The Time Lords, they are a-changin’: Jodie Whittaker makes history for this long-running series as the first female actor to assume the mantle of the sci-fi hero. A new Doctor needs new companions, and she finds some suitable recruits in the dimension-hopping Ryan (Tosin Cole), Yasmin (Mandip Gill), and Graham (Bradley Walsh). Together, they’ll bounce around the space-time continuum battling aliens, androids, and all manner of supernatural foe on their cerebral, sentimental adventures.
Flight of the Conchords: Live at the London Apollo (HBO, Oct. 6th)
New Zealand’s self-proclaimed “fourth-most-popular folk duo” has returned! Jemaine Clement and Bret McKenzie amassed a cult following for their short-lived, well-loved HBO comedy series during the late 2000s; they’re now back with a new batch of songs, including a slow jam about rote weekday sex and a club banger bemoaning a preponderance of dicks on the dance floor. The Simon and Garfunkel of parody-rock are taking a victory lap.
Happy Together (CBS, Oct. 1st)
Sorry, Damon Wayans Jr. fans: This is not the Happy Endings spin-off you’d hoped it might be. But the star does lead this fish-out-of-water comedy as one half of a happy yet stagnant couple (Amber Stevens West plays the other) whose sleepy lives get shaken up in hedonistic fashion when a rock star (Cooper James) looking for a place to lay low comes to live with them. It’s a full season’s order of wacky hijinks! We hope!
I Feel Bad (NBC, Oct. 4th)

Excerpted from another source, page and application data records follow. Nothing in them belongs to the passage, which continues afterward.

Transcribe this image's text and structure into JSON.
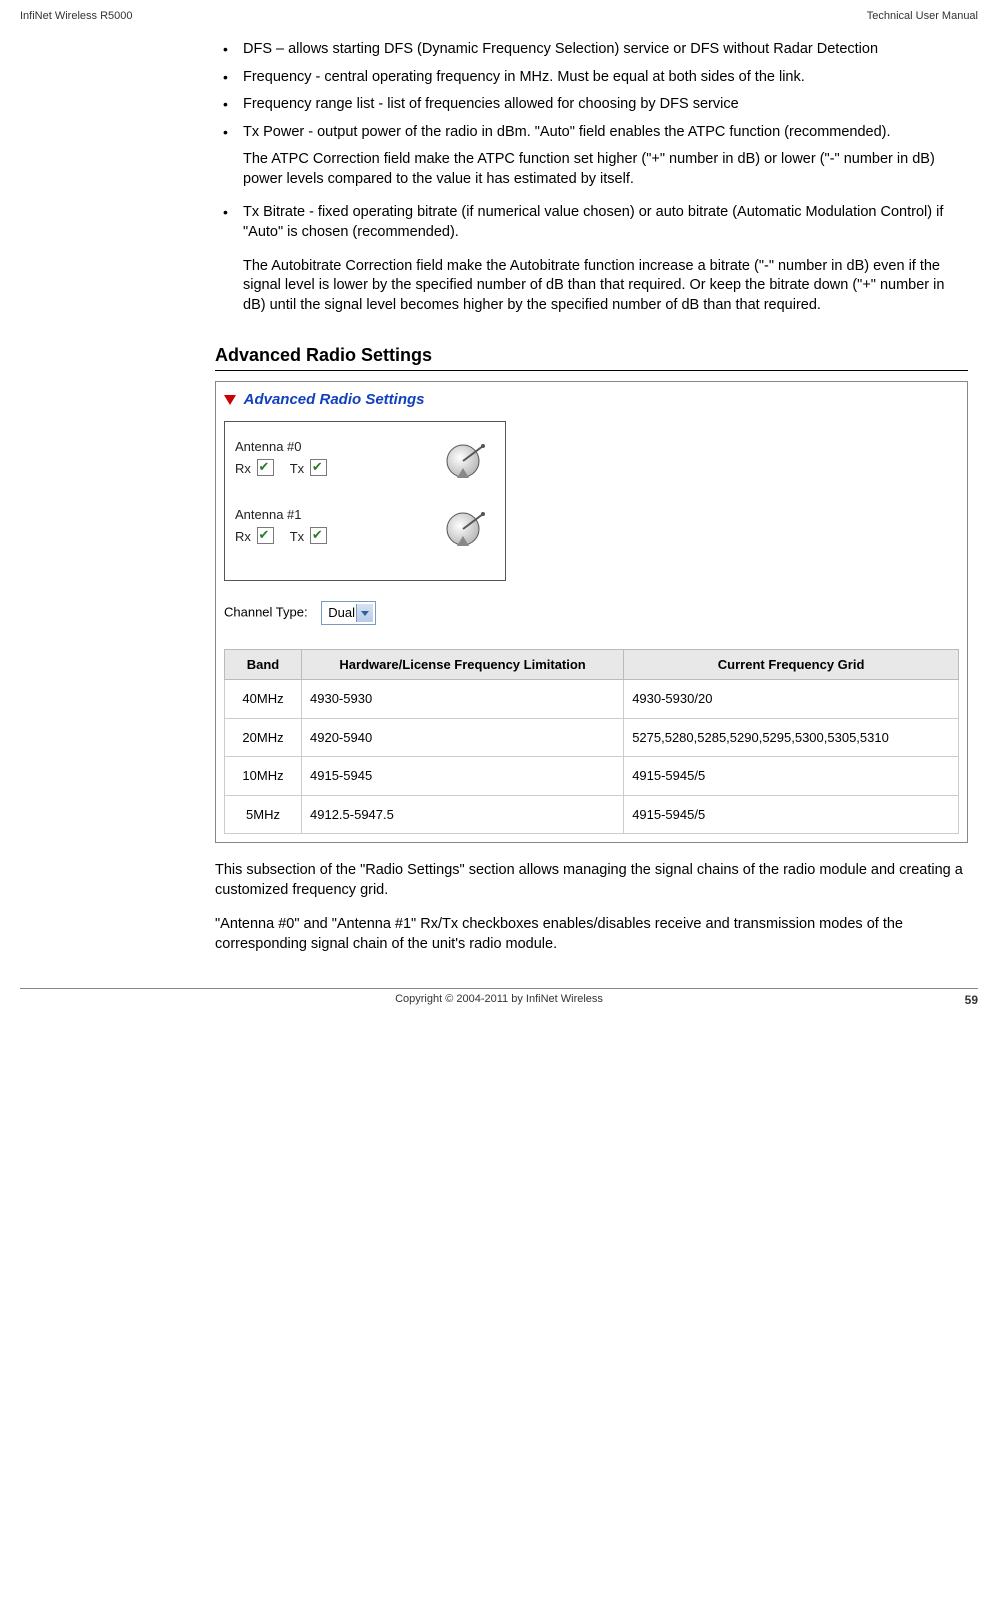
{
  "header": {
    "left": "InfiNet Wireless R5000",
    "right": "Technical User Manual"
  },
  "bullets": {
    "dfs": "DFS – allows starting DFS (Dynamic Frequency Selection) service or DFS without Radar Detection",
    "freq": "Frequency - central operating frequency in MHz. Must be equal at both sides of the link.",
    "freqrange": "Frequency range list - list of frequencies allowed for choosing by DFS service",
    "txpower": "Tx Power - output power of the radio in dBm. \"Auto\" field enables the ATPC function (recommended).",
    "txpower_sub": "The ATPC Correction field make the ATPC function set higher (\"+\" number in dB) or lower (\"-\" number in dB) power levels compared to the value it has estimated by itself.",
    "txbitrate": "Tx Bitrate - fixed operating bitrate (if numerical value chosen) or auto bitrate (Automatic Modulation Control) if \"Auto\" is chosen (recommended).",
    "txbitrate_sub": "The Autobitrate Correction field make the Autobitrate function increase a bitrate (\"-\" number in dB) even if the signal level is lower by the specified number of dB than that required. Or keep the bitrate down (\"+\" number in dB) until the signal level becomes higher by the specified number of dB than that required."
  },
  "section_title": "Advanced Radio Settings",
  "screenshot": {
    "title": "Advanced Radio Settings",
    "antenna0": {
      "label": "Antenna #0",
      "rx": "Rx",
      "tx": "Tx"
    },
    "antenna1": {
      "label": "Antenna #1",
      "rx": "Rx",
      "tx": "Tx"
    },
    "channel_label": "Channel Type:",
    "channel_value": "Dual",
    "table": {
      "h_band": "Band",
      "h_hw": "Hardware/License Frequency Limitation",
      "h_grid": "Current Frequency Grid",
      "rows": [
        {
          "band": "40MHz",
          "hw": "4930-5930",
          "grid": "4930-5930/20"
        },
        {
          "band": "20MHz",
          "hw": "4920-5940",
          "grid": "5275,5280,5285,5290,5295,5300,5305,5310"
        },
        {
          "band": "10MHz",
          "hw": "4915-5945",
          "grid": "4915-5945/5"
        },
        {
          "band": "5MHz",
          "hw": "4912.5-5947.5",
          "grid": "4915-5945/5"
        }
      ]
    }
  },
  "after_shot_1": "This subsection of the \"Radio Settings\" section allows managing the signal chains of the radio module and creating a customized frequency grid.",
  "after_shot_2": "\"Antenna #0\" and \"Antenna #1\" Rx/Tx checkboxes enables/disables receive and transmission modes of the corresponding signal chain of the unit's radio module.",
  "footer": {
    "copyright": "Copyright © 2004-2011 by InfiNet Wireless",
    "page": "59"
  }
}
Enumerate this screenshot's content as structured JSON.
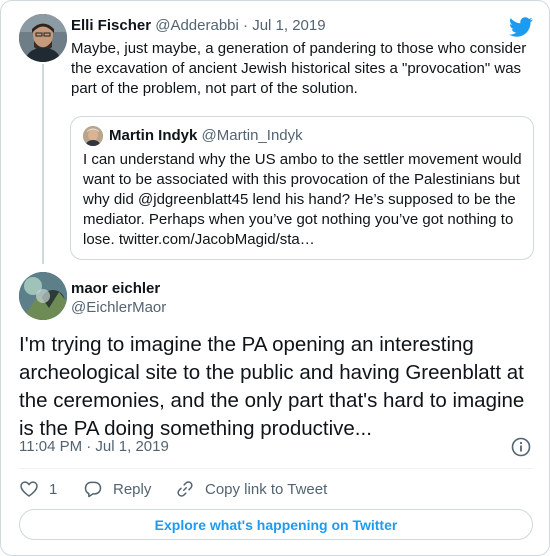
{
  "parent_tweet": {
    "author_name": "Elli Fischer",
    "author_handle": "@Adderabbi",
    "separator": "·",
    "date": "Jul 1, 2019",
    "text": "Maybe, just maybe, a generation of pandering to those who consider the excavation of ancient Jewish historical sites a \"provocation\" was part of the problem, not part of the solution."
  },
  "quoted_tweet": {
    "author_name": "Martin Indyk",
    "author_handle": "@Martin_Indyk",
    "text": "I can understand why the US ambo to the settler movement would want to be associated with this provocation of the Palestinians but why did @jdgreenblatt45 lend his hand? He’s supposed to be the mediator. Perhaps when you’ve got nothing you’ve got nothing to lose. twitter.com/JacobMagid/sta…"
  },
  "main_tweet": {
    "author_name": "maor eichler",
    "author_handle": "@EichlerMaor",
    "text": "I'm trying to imagine the PA opening an interesting archeological site to the public and having Greenblatt at the ceremonies, and the only part that's hard to imagine is the PA doing something productive...",
    "timestamp": "11:04 PM · Jul 1, 2019"
  },
  "actions": {
    "like_count": "1",
    "reply_label": "Reply",
    "copy_link_label": "Copy link to Tweet"
  },
  "explore_label": "Explore what's happening on Twitter",
  "icons": {
    "brand": "twitter-bird-icon",
    "info": "info-icon",
    "like": "heart-icon",
    "reply": "reply-icon",
    "copy": "link-icon"
  },
  "colors": {
    "brand_blue": "#1d9bf0",
    "text": "#0f1419",
    "muted": "#536471",
    "border": "#cfd9de"
  }
}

Emet Kamala-Sweetzer (Sarayu Blue) has a lot on her mind. Her hyper-critical parents can’t give her a moment’s peace; her daughter (Lily Rose Silver) is growing up a little too fast for comfort; and she faces constant opposition in her job at a video-game design firm. This introspective comedy follows our heroine as she develops strategies to cope with stress and navigate healthy relationships. Imagine one of those self-betterment books, only exponentially better-written and filled with punch lines.
My Dinner With Hervé (HBO, Oct. 20th)
A recurring role on Fantasy Island brought diminutive actor Hervé Villechaize fame and fortune, though his larger-than-life behavior masked a deeper, existential agony. Journalist Sacha Gervasi caught a glimpse of it during their interview sessions mere days before the star’s suicide, and now the reporter-turned-filmmaker dramatizes that experience as part of a dual character study. Peter Dinklage plays the hard-partying Villechaize opposite Jamie Dornan as a writer who recognizes his own struggle with addiction in his subject’s demons. The pain! The pain!
The Neighborhood (CBS, Oct. 1st)
Gentrification has come to streets of Los Angeles — and Calvin Butler (Cedric the Entertainer), who cherishes the black solidarity he feels at the area block parties, isn’t having it. His new neighbor Dave (Max Greenfield) is friendly, squaresville, and white as can be; his small-town Michigan family immediately draw ire from the Butlers. But a little bit of crowd-pleading sitcom magic in the tradition of Norman Lear might just be enough to bring them together. Right?
The Rookie (ABC, Oct. 16th)
One-time Castle star Nathan Fillion returns to the small screen, now stopping crimes in progress instead of investigating colder cases. He’s John Nolan, a 40-year-old who has a crisis of conscience after witnessing a bank robbery and decides to join the LAPD. His squad sergeant (Richard T. Jones) and fellow officers don’t appreciate this middle-aged dabbler endangering true-blue police, but that just means Nolan will have to work twice as hard to keep up with the young guns. Also the dude does look good in a police uniform.
The Walking Dead, Season 9 (AMC, Oct. 7th)
Negan, the salty-mouthed psychopath that fans loved to hate, is sitting in a cell; the “All Out War” arc that took up the bulk of last season is ready to move into greener narrative pastures; and all is not well for Rick Grimes’ leadership or his fellow Alexandrians transition to peacetime. Oh, and remember there are still fleash-craving zombies ready to turn them all into human snacks?!? Cast member Andrew Lincoln has announced his intention to retire his TWD badge after this run of episodes, so we know his days are numbered — and viewers can be fairly certain that his won’t be the only number called in this new round.